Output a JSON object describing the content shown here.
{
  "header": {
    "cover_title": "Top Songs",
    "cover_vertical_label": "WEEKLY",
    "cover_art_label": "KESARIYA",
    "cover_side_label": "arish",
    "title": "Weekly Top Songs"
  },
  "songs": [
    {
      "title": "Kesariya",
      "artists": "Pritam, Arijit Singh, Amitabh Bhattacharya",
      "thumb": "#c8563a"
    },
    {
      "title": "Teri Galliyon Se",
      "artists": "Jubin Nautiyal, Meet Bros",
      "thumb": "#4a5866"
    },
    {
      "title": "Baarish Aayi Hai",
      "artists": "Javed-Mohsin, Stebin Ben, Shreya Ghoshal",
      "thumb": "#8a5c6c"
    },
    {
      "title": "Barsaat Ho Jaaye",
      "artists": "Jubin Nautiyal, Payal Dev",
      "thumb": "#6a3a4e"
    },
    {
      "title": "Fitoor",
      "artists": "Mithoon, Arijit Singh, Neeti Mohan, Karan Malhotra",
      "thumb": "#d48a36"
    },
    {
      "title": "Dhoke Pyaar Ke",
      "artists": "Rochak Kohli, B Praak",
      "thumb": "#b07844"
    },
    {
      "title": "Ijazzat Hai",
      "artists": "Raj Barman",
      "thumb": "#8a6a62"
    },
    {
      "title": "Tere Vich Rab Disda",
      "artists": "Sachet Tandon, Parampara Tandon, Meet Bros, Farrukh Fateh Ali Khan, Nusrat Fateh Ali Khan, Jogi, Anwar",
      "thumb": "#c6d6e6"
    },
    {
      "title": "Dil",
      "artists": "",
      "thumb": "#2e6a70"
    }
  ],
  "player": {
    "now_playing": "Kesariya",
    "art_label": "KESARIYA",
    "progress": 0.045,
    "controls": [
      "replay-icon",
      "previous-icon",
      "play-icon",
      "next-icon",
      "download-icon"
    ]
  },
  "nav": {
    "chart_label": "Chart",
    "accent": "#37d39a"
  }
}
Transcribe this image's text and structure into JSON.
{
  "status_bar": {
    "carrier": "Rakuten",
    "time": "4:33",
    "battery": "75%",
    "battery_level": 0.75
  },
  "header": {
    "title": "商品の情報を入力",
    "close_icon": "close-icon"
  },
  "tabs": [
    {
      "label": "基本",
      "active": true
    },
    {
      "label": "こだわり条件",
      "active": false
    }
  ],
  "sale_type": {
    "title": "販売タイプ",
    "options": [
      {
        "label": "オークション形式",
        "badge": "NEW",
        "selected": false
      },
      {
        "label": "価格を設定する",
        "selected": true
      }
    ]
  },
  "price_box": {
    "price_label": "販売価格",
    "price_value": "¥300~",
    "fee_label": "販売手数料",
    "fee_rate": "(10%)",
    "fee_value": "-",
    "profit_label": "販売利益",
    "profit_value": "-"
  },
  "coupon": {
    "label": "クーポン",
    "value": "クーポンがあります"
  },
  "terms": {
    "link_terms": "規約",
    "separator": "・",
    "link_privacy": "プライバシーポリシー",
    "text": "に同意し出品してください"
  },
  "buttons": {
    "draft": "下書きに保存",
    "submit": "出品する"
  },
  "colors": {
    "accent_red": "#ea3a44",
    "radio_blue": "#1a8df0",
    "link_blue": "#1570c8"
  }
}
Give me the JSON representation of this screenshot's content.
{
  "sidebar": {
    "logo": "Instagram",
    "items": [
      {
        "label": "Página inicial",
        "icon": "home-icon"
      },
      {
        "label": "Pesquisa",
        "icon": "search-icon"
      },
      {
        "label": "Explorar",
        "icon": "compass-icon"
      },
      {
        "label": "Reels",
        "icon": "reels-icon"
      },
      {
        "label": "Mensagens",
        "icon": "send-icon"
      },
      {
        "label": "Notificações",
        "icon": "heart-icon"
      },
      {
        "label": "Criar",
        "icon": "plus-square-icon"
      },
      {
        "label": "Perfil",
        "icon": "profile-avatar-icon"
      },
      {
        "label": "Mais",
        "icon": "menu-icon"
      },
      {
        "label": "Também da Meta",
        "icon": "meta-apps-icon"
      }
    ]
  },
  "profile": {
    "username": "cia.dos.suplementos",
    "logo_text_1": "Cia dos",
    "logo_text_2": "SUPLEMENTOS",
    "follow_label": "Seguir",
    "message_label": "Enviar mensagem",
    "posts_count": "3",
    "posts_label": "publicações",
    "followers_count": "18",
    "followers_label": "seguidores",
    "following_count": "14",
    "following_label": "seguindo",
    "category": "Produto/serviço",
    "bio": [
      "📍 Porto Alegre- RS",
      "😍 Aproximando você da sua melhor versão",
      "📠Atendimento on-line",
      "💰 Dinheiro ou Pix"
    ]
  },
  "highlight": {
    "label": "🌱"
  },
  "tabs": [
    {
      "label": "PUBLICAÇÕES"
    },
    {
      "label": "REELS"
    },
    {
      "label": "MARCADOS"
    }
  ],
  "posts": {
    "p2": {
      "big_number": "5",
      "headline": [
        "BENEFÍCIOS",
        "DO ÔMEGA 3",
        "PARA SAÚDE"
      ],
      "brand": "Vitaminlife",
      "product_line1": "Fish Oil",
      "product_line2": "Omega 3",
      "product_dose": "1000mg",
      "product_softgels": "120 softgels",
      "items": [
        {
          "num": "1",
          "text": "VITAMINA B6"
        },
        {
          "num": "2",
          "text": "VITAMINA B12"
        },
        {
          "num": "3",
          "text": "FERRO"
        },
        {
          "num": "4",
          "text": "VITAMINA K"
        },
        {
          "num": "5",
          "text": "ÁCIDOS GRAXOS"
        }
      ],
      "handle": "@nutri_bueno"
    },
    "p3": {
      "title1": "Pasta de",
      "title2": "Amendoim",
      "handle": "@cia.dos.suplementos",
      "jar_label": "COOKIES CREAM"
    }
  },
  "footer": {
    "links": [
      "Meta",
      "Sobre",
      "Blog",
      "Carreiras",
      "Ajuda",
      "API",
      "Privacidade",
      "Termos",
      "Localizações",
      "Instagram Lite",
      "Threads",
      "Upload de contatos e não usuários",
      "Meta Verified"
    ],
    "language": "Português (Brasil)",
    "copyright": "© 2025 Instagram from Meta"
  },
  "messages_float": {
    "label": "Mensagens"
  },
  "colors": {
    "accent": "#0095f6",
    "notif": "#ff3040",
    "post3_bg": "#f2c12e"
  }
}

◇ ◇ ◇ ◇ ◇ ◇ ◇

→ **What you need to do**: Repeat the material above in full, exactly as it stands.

→ **Your response**:
Output a JSON object describing the content shown here.
{
  "header": {
    "cover_title": "Top Songs",
    "cover_vertical_label": "WEEKLY",
    "cover_art_label": "KESARIYA",
    "cover_side_label": "arish",
    "title": "Weekly Top Songs"
  },
  "songs": [
    {
      "title": "Kesariya",
      "artists": "Pritam, Arijit Singh, Amitabh Bhattacharya",
      "thumb": "#c8563a"
    },
    {
      "title": "Teri Galliyon Se",
      "artists": "Jubin Nautiyal, Meet Bros",
      "thumb": "#4a5866"
    },
    {
      "title": "Baarish Aayi Hai",
      "artists": "Javed-Mohsin, Stebin Ben, Shreya Ghoshal",
      "thumb": "#8a5c6c"
    },
    {
      "title": "Barsaat Ho Jaaye",
      "artists": "Jubin Nautiyal, Payal Dev",
      "thumb": "#6a3a4e"
    },
    {
      "title": "Fitoor",
      "artists": "Mithoon, Arijit Singh, Neeti Mohan, Karan Malhotra",
      "thumb": "#d48a36"
    },
    {
      "title": "Dhoke Pyaar Ke",
      "artists": "Rochak Kohli, B Praak",
      "thumb": "#b07844"
    },
    {
      "title": "Ijazzat Hai",
      "artists": "Raj Barman",
      "thumb": "#8a6a62"
    },
    {
      "title": "Tere Vich Rab Disda",
      "artists": "Sachet Tandon, Parampara Tandon, Meet Bros, Farrukh Fateh Ali Khan, Nusrat Fateh Ali Khan, Jogi, Anwar",
      "thumb": "#c6d6e6"
    },
    {
      "title": "Dil",
      "artists": "",
      "thumb": "#2e6a70"
    }
  ],
  "player": {
    "now_playing": "Kesariya",
    "art_label": "KESARIYA",
    "progress": 0.045,
    "controls": [
      "replay-icon",
      "previous-icon",
      "play-icon",
      "next-icon",
      "download-icon"
    ]
  },
  "nav": {
    "chart_label": "Chart",
    "accent": "#37d39a"
  }
}
Transcribe this image's text and structure into JSON.
{
  "status_bar": {
    "carrier": "Rakuten",
    "time": "4:33",
    "battery": "75%",
    "battery_level": 0.75
  },
  "header": {
    "title": "商品の情報を入力",
    "close_icon": "close-icon"
  },
  "tabs": [
    {
      "label": "基本",
      "active": true
    },
    {
      "label": "こだわり条件",
      "active": false
    }
  ],
  "sale_type": {
    "title": "販売タイプ",
    "options": [
      {
        "label": "オークション形式",
        "badge": "NEW",
        "selected": false
      },
      {
        "label": "価格を設定する",
        "selected": true
      }
    ]
  },
  "price_box": {
    "price_label": "販売価格",
    "price_value": "¥300~",
    "fee_label": "販売手数料",
    "fee_rate": "(10%)",
    "fee_value": "-",
    "profit_label": "販売利益",
    "profit_value": "-"
  },
  "coupon": {
    "label": "クーポン",
    "value": "クーポンがあります"
  },
  "terms": {
    "link_terms": "規約",
    "separator": "・",
    "link_privacy": "プライバシーポリシー",
    "text": "に同意し出品してください"
  },
  "buttons": {
    "draft": "下書きに保存",
    "submit": "出品する"
  },
  "colors": {
    "accent_red": "#ea3a44",
    "radio_blue": "#1a8df0",
    "link_blue": "#1570c8"
  }
}
Give me the JSON representation of this screenshot's content.
{
  "sidebar": {
    "logo": "Instagram",
    "items": [
      {
        "label": "Página inicial",
        "icon": "home-icon"
      },
      {
        "label": "Pesquisa",
        "icon": "search-icon"
      },
      {
        "label": "Explorar",
        "icon": "compass-icon"
      },
      {
        "label": "Reels",
        "icon": "reels-icon"
      },
      {
        "label": "Mensagens",
        "icon": "send-icon"
      },
      {
        "label": "Notificações",
        "icon": "heart-icon"
      },
      {
        "label": "Criar",
        "icon": "plus-square-icon"
      },
      {
        "label": "Perfil",
        "icon": "profile-avatar-icon"
      },
      {
        "label": "Mais",
        "icon": "menu-icon"
      },
      {
        "label": "Também da Meta",
        "icon": "meta-apps-icon"
      }
    ]
  },
  "profile": {
    "username": "cia.dos.suplementos",
    "logo_text_1": "Cia dos",
    "logo_text_2": "SUPLEMENTOS",
    "follow_label": "Seguir",
    "message_label": "Enviar mensagem",
    "posts_count": "3",
    "posts_label": "publicações",
    "followers_count": "18",
    "followers_label": "seguidores",
    "following_count": "14",
    "following_label": "seguindo",
    "category": "Produto/serviço",
    "bio": [
      "📍 Porto Alegre- RS",
      "😍 Aproximando você da sua melhor versão",
      "📠Atendimento on-line",
      "💰 Dinheiro ou Pix"
    ]
  },
  "highlight": {
    "label": "🌱"
  },
  "tabs": [
    {
      "label": "PUBLICAÇÕES"
    },
    {
      "label": "REELS"
    },
    {
      "label": "MARCADOS"
    }
  ],
  "posts": {
    "p2": {
      "big_number": "5",
      "headline": [
        "BENEFÍCIOS",
        "DO ÔMEGA 3",
        "PARA SAÚDE"
      ],
      "brand": "Vitaminlife",
      "product_line1": "Fish Oil",
      "product_line2": "Omega 3",
      "product_dose": "1000mg",
      "product_softgels": "120 softgels",
      "items": [
        {
          "num": "1",
          "text": "VITAMINA B6"
        },
        {
          "num": "2",
          "text": "VITAMINA B12"
        },
        {
          "num": "3",
          "text": "FERRO"
        },
        {
          "num": "4",
          "text": "VITAMINA K"
        },
        {
          "num": "5",
          "text": "ÁCIDOS GRAXOS"
        }
      ],
      "handle": "@nutri_bueno"
    },
    "p3": {
      "title1": "Pasta de",
      "title2": "Amendoim",
      "handle": "@cia.dos.suplementos",
      "jar_label": "COOKIES CREAM"
    }
  },
  "footer": {
    "links": [
      "Meta",
      "Sobre",
      "Blog",
      "Carreiras",
      "Ajuda",
      "API",
      "Privacidade",
      "Termos",
      "Localizações",
      "Instagram Lite",
      "Threads",
      "Upload de contatos e não usuários",
      "Meta Verified"
    ],
    "language": "Português (Brasil)",
    "copyright": "© 2025 Instagram from Meta"
  },
  "messages_float": {
    "label": "Mensagens"
  },
  "colors": {
    "accent": "#0095f6",
    "notif": "#ff3040",
    "post3_bg": "#f2c12e"
  }
}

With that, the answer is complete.